CO2 and ATP and NADPH (from the light-dependent reactions).
11. Why are the reactions of the Calvin cycle called light-independent reactions?
They do not require direct light, they get energy from ATP and NADPH
12. What makes the Calvin cycle a cycle?
The compound with which CO2 combines with is a product of the cycle, which
enables the reactions to occue over and over.
13. Complete the diagram of the Calvin cycle by filling in the missing labels.
12 CCC
6 CCCCC
12 ADP
6 ADP
12 NADP+
12 CCC
10 CCC
Factors Affecting Photosynthesis
14. What are three factors that affect the rate at which photosynthesis occurs?
Three factors that affect the rate of photosynthesis are temperature, light
intensity, and the availability of water
15. Would a plant placed in an atmosphere of pure oxygen be able to conduct
photosynthesis? Explain your answer.
No. One of the materials that plants use in photosynthesis is carbon dioxide.
None of this gas would be present in an atmosphere of pure oxygen. Therefore,
photosynthesis could not occur
16. Complete the table about variations of photosynthesis.
Type
Description
Examples
C4 photosynthesis
Occurs in plants that have a
specialized chemical pathway that
allows them to capture even very low
levels of carbon dioxide and pass it
to the Calvin cycle.
Corn, sugar cane,
sorghum
CAM
CAM plants only allow air into
their leaves at night which
minimizes water loses. Carbon
dioxide is trapped in the leaves

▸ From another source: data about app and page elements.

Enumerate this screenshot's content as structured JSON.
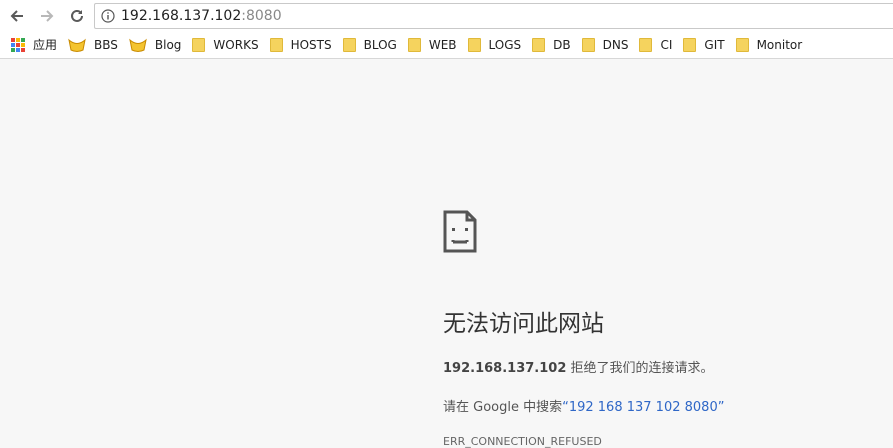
{
  "toolbar": {
    "back_icon": "arrow-left-icon",
    "forward_icon": "arrow-right-icon",
    "reload_icon": "reload-icon",
    "info_icon": "info-icon",
    "url_host": "192.168.137.102",
    "url_port": ":8080"
  },
  "bookmarks": {
    "apps_label": "应用",
    "items": [
      {
        "label": "BBS",
        "icon": "bbs-icon"
      },
      {
        "label": "Blog",
        "icon": "blog-icon"
      },
      {
        "label": "WORKS",
        "icon": "folder-icon"
      },
      {
        "label": "HOSTS",
        "icon": "folder-icon"
      },
      {
        "label": "BLOG",
        "icon": "folder-icon"
      },
      {
        "label": "WEB",
        "icon": "folder-icon"
      },
      {
        "label": "LOGS",
        "icon": "folder-icon"
      },
      {
        "label": "DB",
        "icon": "folder-icon"
      },
      {
        "label": "DNS",
        "icon": "folder-icon"
      },
      {
        "label": "CI",
        "icon": "folder-icon"
      },
      {
        "label": "GIT",
        "icon": "folder-icon"
      },
      {
        "label": "Monitor",
        "icon": "folder-icon"
      }
    ]
  },
  "error": {
    "icon": "sad-page-icon",
    "title": "无法访问此网站",
    "host": "192.168.137.102",
    "refused_text": " 拒绝了我们的连接请求。",
    "search_prefix": "请在 Google 中搜索",
    "search_link": "“192 168 137 102 8080”",
    "code": "ERR_CONNECTION_REFUSED"
  }
}
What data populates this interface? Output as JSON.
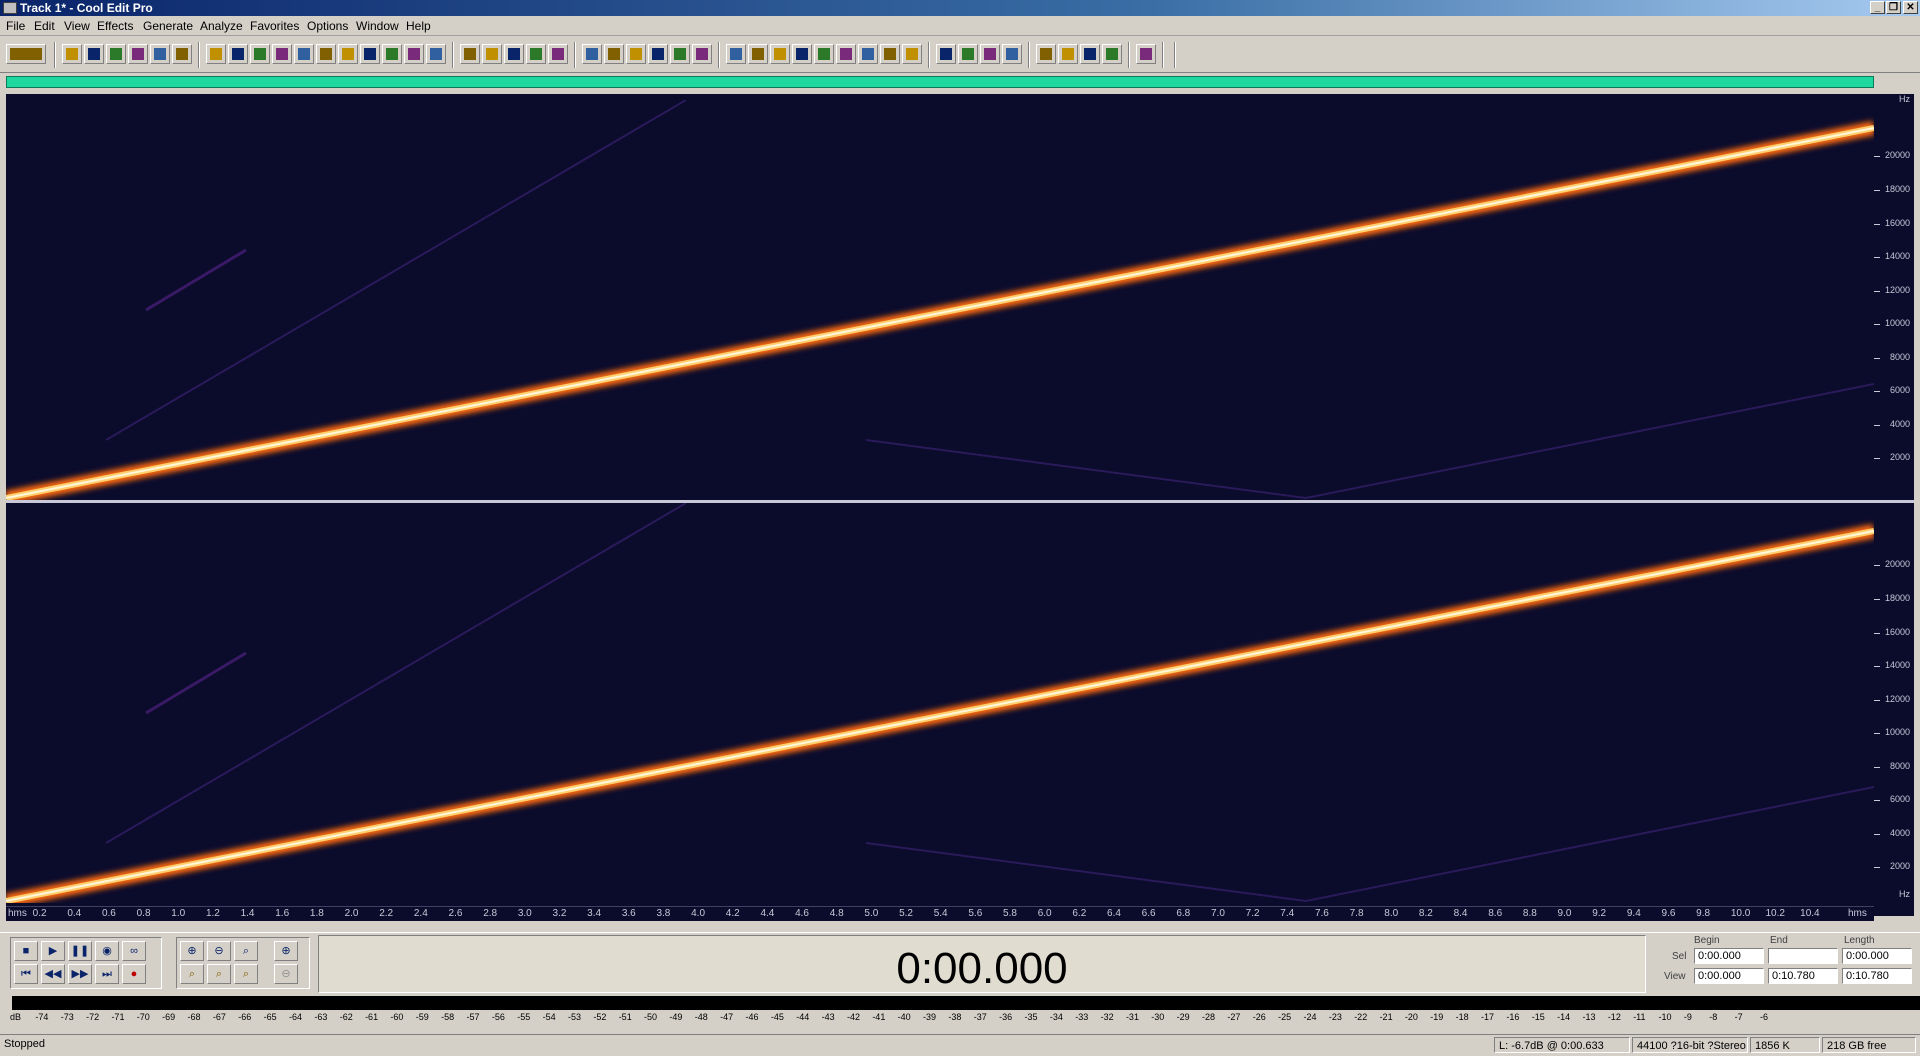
{
  "window": {
    "title": "Track 1* - Cool Edit Pro",
    "controls": [
      "_",
      "❐",
      "✕"
    ]
  },
  "menu": [
    "File",
    "Edit",
    "View",
    "Effects",
    "Generate",
    "Analyze",
    "Favorites",
    "Options",
    "Window",
    "Help"
  ],
  "freq_axis": {
    "unit": "Hz",
    "ticks": [
      "20000",
      "18000",
      "16000",
      "14000",
      "12000",
      "10000",
      "8000",
      "6000",
      "4000",
      "2000"
    ]
  },
  "time_axis": {
    "unit_start": "hms",
    "unit_end": "hms",
    "ticks": [
      "0.2",
      "0.4",
      "0.6",
      "0.8",
      "1.0",
      "1.2",
      "1.4",
      "1.6",
      "1.8",
      "2.0",
      "2.2",
      "2.4",
      "2.6",
      "2.8",
      "3.0",
      "3.2",
      "3.4",
      "3.6",
      "3.8",
      "4.0",
      "4.2",
      "4.4",
      "4.6",
      "4.8",
      "5.0",
      "5.2",
      "5.4",
      "5.6",
      "5.8",
      "6.0",
      "6.2",
      "6.4",
      "6.6",
      "6.8",
      "7.0",
      "7.2",
      "7.4",
      "7.6",
      "7.8",
      "8.0",
      "8.2",
      "8.4",
      "8.6",
      "8.8",
      "9.0",
      "9.2",
      "9.4",
      "9.6",
      "9.8",
      "10.0",
      "10.2",
      "10.4"
    ]
  },
  "transport": {
    "time": "0:00.000",
    "labels": {
      "begin": "Begin",
      "end": "End",
      "length": "Length",
      "sel": "Sel",
      "view": "View"
    },
    "sel": {
      "begin": "0:00.000",
      "end": "",
      "length": "0:00.000"
    },
    "view": {
      "begin": "0:00.000",
      "end": "0:10.780",
      "length": "0:10.780"
    }
  },
  "meter": {
    "labels": [
      "dB",
      "-74",
      "-73",
      "-72",
      "-71",
      "-70",
      "-69",
      "-68",
      "-67",
      "-66",
      "-65",
      "-64",
      "-63",
      "-62",
      "-61",
      "-60",
      "-59",
      "-58",
      "-57",
      "-56",
      "-55",
      "-54",
      "-53",
      "-52",
      "-51",
      "-50",
      "-49",
      "-48",
      "-47",
      "-46",
      "-45",
      "-44",
      "-43",
      "-42",
      "-41",
      "-40",
      "-39",
      "-38",
      "-37",
      "-36",
      "-35",
      "-34",
      "-33",
      "-32",
      "-31",
      "-30",
      "-29",
      "-28",
      "-27",
      "-26",
      "-25",
      "-24",
      "-23",
      "-22",
      "-21",
      "-20",
      "-19",
      "-18",
      "-17",
      "-16",
      "-15",
      "-14",
      "-13",
      "-12",
      "-11",
      "-10",
      "-9",
      "-8",
      "-7",
      "-6"
    ]
  },
  "status": {
    "state": "Stopped",
    "cursor": "L: -6.7dB @  0:00.633",
    "format": "44100 ?16-bit ?Stereo",
    "size": "1856 K",
    "free": "218 GB free"
  },
  "colors": {
    "spectral_bg": "#0b0b2c",
    "sweep_core": "#fff2c0",
    "sweep_glow": "#ff7a1a",
    "overview": "#1fd8a0",
    "titlebar": "#0a246a"
  },
  "toolbar_icons": [
    "mode-switch-icon",
    "new-file-icon",
    "open-file-icon",
    "save-icon",
    "save-as-icon",
    "close-file-icon",
    "undo-icon",
    "redo-icon",
    "repeat-last-icon",
    "copy-icon",
    "copy-new-icon",
    "cut-icon",
    "paste-icon",
    "paste-new-icon",
    "mix-paste-icon",
    "trim-icon",
    "properties-icon",
    "waveform-view-icon",
    "spectral-view-icon",
    "spectral-pitch-icon",
    "snap-icon",
    "overlay-icon",
    "zoom-full-icon",
    "select-all-icon",
    "play-selection-icon",
    "zoom-selection-icon",
    "set-markers-icon",
    "show-grid-icon",
    "markers-icon",
    "help-icon",
    "cue-list-icon",
    "scan-icon",
    "analyze-icon",
    "amplify-icon",
    "delay-icon",
    "filter-icon",
    "noise-reduction-icon",
    "envelope-icon",
    "reverse-icon",
    "silence-icon",
    "pitch-bend-icon",
    "stretch-icon",
    "eq-icon",
    "dynamics-icon",
    "mixer-icon",
    "fade-icon",
    "settings-icon"
  ]
}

and it is released during the day,
enabling carbohydrate
production.
pineapple trees,
many desert cacti,
and “ice plants”
Apply the Big idea
17. Photosynthesis plays an important role in supplying energy to living things. Considering
what the products of photosynthesis are, what is another way in which photosynthesis
is vital to life?
Photosynthesis is the way in which new organic macromolecules are added to the
living portion of the biosphere. All living things that are not photosynthetic rely
on photosynthesis as a source of the organic building blocks needed for growth.
Photosynthesis also releases oxygen into the atmosphere. Without this oxygen we
would not be able to breathe.